Rep. Tom Price (R-GA), Chairman of the House Budget Committee, released the proposed House FY 2016 Budget Resolution on March 17.   The measure was passed by the Budget Committee the next day. While Congressional budgets are merely blueprints, they set the tone for spending and revenue priorities. The proposed House budget would cut overall spending by $5.5 trillion and reduce revenues by at least $1.5 trillion over 10 years. Included in the spending cuts are combined cuts to the Medicaid program of $1.8 trillion. The proposed budget contains numerous specific provisions that would be devastating for vulnerable populations, including people with disabilities. Prime among these are:

  • Medicaid. The House budget would cut Medicaid by $913 billion over 10 years through “flexible state allotments,” resulting in a cut of more than 30 percent by 2025.       The federal government would no longer pay a fixed share of states’ Medicaid costs, starting in 2017.  Instead, states would get a fixed dollar amount known as block grants or “state flexibility funds” (the process for determining the amounts of these funds is not specified).
  • Repeal of the Affordable Care Act (ACA), including Medicaid expansion. The Affordable Care Act (ACA) expanded Medicaid to cover people with incomes up to 133% of the poverty level ($15,654 for an individual). The proposed House budget would repeal the ACA, resulting in millions of people losing access to health care.
  • Medicare. The House budget would fundamentally restructure the Medicare program, including privatization and over $100 billion in spending cuts over 10 years.
  • Discretionary Programs. Non-defense discretionary programs would be cut starting in 2017.       The total 10 year cut would be $759 billion, or 14 percent below the current caps. Included in this category are many disability related programs such as housing, education, employment, transportation, and protection and advocacy.

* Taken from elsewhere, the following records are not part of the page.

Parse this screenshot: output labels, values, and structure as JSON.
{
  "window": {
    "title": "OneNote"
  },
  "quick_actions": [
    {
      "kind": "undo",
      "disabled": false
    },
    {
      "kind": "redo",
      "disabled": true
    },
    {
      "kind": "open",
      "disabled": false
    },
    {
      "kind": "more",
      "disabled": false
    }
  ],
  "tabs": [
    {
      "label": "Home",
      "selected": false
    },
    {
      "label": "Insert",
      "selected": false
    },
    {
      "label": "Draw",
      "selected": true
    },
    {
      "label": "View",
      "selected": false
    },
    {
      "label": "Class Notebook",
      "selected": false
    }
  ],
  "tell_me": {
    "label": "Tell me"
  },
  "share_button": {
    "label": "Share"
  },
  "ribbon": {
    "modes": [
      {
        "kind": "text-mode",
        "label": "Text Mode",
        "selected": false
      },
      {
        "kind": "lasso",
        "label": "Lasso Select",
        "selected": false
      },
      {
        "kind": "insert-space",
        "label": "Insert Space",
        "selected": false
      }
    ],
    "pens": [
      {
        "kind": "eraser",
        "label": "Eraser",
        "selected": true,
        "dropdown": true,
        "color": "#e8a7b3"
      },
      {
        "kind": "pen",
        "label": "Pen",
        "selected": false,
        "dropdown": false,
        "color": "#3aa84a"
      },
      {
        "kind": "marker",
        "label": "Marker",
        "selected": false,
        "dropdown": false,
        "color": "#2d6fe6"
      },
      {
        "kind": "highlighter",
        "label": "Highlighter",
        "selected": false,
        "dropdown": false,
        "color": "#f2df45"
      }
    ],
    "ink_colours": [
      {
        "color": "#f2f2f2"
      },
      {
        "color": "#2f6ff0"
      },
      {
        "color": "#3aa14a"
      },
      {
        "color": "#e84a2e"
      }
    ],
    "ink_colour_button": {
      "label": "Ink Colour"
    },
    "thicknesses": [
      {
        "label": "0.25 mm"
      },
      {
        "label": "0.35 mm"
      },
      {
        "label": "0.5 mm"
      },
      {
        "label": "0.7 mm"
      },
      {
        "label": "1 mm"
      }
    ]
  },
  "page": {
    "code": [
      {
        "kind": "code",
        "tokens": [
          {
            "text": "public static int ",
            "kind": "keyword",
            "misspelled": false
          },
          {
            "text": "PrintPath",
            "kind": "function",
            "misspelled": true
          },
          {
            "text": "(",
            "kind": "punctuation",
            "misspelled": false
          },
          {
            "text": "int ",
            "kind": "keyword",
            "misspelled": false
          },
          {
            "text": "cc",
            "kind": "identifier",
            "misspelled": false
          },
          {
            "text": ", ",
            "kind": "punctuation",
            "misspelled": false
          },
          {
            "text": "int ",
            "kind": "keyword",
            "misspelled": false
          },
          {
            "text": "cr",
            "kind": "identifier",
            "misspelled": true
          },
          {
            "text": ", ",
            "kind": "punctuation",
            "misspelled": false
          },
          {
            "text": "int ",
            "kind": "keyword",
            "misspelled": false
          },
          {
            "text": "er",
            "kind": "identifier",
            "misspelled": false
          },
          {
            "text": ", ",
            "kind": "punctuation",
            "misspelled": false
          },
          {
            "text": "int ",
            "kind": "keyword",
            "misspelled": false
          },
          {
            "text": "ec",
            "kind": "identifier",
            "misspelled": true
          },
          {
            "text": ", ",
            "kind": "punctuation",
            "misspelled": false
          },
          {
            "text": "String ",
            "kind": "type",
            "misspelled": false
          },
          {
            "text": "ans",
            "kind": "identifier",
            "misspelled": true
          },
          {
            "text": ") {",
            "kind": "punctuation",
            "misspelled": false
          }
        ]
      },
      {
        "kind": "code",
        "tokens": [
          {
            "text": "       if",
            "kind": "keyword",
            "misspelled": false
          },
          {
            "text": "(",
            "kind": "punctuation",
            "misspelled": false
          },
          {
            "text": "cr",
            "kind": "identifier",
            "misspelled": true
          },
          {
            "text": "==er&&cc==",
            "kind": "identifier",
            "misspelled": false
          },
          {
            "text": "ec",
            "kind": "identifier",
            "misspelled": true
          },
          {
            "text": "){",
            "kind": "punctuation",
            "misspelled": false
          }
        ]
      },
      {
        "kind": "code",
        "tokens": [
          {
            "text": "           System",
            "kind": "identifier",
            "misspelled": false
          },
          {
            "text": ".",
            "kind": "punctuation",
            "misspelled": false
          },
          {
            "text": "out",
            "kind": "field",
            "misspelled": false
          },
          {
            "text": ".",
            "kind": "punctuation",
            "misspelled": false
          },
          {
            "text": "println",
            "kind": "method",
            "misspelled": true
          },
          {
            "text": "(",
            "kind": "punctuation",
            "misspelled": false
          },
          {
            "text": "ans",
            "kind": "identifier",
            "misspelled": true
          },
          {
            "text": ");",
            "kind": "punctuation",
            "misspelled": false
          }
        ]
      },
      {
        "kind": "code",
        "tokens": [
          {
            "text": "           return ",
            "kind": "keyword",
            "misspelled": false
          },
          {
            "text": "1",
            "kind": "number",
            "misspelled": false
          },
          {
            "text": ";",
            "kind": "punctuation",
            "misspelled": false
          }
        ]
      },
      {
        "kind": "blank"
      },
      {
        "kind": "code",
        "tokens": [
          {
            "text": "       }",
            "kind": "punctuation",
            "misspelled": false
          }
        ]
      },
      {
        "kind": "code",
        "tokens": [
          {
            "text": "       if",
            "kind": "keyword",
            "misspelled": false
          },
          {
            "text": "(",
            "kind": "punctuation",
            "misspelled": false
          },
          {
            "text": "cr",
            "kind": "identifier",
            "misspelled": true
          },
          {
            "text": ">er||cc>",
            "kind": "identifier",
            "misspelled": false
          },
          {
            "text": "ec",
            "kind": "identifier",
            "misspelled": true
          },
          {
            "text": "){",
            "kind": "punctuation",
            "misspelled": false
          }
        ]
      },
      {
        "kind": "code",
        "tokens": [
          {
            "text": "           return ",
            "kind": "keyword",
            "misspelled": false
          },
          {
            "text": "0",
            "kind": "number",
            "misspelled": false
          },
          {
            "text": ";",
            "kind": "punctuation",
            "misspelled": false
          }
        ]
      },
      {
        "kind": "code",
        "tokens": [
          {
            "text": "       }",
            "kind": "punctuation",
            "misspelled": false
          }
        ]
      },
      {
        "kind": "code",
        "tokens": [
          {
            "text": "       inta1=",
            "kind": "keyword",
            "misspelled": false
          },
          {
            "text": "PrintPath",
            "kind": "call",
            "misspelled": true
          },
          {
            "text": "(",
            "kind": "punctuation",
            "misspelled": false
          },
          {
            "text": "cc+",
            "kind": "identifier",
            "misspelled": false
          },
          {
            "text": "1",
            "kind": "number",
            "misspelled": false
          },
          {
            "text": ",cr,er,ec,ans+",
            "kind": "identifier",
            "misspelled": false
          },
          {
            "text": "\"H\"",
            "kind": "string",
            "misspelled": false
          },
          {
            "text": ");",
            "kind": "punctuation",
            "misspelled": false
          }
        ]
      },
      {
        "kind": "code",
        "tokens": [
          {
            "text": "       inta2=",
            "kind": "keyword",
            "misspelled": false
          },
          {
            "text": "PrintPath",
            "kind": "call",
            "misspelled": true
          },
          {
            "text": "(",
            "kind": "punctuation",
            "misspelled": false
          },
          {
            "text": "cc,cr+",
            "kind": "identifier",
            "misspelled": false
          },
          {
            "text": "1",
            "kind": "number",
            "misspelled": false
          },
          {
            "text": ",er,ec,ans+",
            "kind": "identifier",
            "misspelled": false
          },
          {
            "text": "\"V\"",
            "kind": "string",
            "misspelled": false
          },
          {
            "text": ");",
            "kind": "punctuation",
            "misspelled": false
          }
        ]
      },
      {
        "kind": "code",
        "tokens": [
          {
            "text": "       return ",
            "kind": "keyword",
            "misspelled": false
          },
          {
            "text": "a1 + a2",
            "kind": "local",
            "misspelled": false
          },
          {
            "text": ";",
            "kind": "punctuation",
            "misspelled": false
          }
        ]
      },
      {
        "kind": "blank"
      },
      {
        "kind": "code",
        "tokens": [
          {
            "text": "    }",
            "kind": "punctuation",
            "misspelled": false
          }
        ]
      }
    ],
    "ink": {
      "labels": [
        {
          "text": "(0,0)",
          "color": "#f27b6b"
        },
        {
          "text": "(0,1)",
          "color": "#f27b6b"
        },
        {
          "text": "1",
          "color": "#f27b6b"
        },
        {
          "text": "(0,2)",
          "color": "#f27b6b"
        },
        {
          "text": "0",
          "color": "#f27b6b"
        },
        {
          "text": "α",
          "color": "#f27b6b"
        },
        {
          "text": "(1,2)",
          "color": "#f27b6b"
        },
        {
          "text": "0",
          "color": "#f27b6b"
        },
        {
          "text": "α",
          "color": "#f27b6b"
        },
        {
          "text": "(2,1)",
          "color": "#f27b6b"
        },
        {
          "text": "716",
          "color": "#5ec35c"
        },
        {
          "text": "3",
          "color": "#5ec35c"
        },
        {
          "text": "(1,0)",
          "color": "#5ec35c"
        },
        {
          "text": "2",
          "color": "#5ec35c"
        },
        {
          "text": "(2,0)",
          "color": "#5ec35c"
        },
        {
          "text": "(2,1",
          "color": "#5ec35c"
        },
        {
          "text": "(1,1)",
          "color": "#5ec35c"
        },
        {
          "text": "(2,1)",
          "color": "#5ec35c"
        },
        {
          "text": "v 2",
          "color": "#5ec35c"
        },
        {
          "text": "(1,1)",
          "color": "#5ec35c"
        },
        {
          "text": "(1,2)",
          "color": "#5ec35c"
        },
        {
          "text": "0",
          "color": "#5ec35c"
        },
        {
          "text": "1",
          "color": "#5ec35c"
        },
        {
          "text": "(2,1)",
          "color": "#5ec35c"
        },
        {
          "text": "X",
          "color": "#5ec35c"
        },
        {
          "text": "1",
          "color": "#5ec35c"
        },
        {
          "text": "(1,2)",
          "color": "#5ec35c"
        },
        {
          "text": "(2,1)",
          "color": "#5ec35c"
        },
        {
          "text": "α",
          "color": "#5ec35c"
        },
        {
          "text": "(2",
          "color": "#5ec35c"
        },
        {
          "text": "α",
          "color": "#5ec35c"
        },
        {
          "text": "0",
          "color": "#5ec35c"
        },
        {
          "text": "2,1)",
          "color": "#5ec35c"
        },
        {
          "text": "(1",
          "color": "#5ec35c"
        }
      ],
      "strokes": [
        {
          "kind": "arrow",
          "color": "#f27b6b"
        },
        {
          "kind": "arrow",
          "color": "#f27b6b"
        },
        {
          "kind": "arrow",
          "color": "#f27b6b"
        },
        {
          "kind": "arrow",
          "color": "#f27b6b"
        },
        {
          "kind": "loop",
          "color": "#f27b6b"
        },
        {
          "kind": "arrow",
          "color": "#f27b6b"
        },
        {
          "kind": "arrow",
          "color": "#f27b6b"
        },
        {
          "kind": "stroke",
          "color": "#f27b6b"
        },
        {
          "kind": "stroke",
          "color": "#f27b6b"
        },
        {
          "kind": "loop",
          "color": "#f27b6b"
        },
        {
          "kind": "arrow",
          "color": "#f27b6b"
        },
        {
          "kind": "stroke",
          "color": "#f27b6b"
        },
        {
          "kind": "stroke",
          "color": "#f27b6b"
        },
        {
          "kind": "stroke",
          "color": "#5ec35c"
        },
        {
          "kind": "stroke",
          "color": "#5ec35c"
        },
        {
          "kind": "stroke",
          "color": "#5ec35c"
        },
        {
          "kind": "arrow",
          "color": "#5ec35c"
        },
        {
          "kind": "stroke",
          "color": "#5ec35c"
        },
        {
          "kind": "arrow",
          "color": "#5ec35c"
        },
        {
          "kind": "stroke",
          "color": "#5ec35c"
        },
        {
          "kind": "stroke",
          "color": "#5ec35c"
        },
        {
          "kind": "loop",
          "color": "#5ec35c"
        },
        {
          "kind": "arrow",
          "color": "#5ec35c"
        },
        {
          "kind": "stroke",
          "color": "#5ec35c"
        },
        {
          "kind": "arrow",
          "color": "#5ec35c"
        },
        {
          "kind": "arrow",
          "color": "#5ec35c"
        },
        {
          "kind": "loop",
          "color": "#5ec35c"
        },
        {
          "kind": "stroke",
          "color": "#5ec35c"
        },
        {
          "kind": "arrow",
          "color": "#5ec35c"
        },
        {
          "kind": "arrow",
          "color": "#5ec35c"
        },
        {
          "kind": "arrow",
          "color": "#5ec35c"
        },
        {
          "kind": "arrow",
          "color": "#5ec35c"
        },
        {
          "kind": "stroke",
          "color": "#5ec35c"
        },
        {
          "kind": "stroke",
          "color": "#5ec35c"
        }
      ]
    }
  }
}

  • Social Security. The House budget would cut benefits for Social Security Disability Insurance (SSDI) beneficiaries who also receive Unemployment Insurance because they have attempted to work, but lost their job through no fault of their own. It also reiterates a provision in the House rules for the 114th Congress that sets up hurdles to a routine replenishment of Social Security’s disability fund, needed to prevent across-the-board SSDI benefit cuts at the end of 2016. Finally, the House budget recommends establishing a commission to look at Social Security’s long term finances.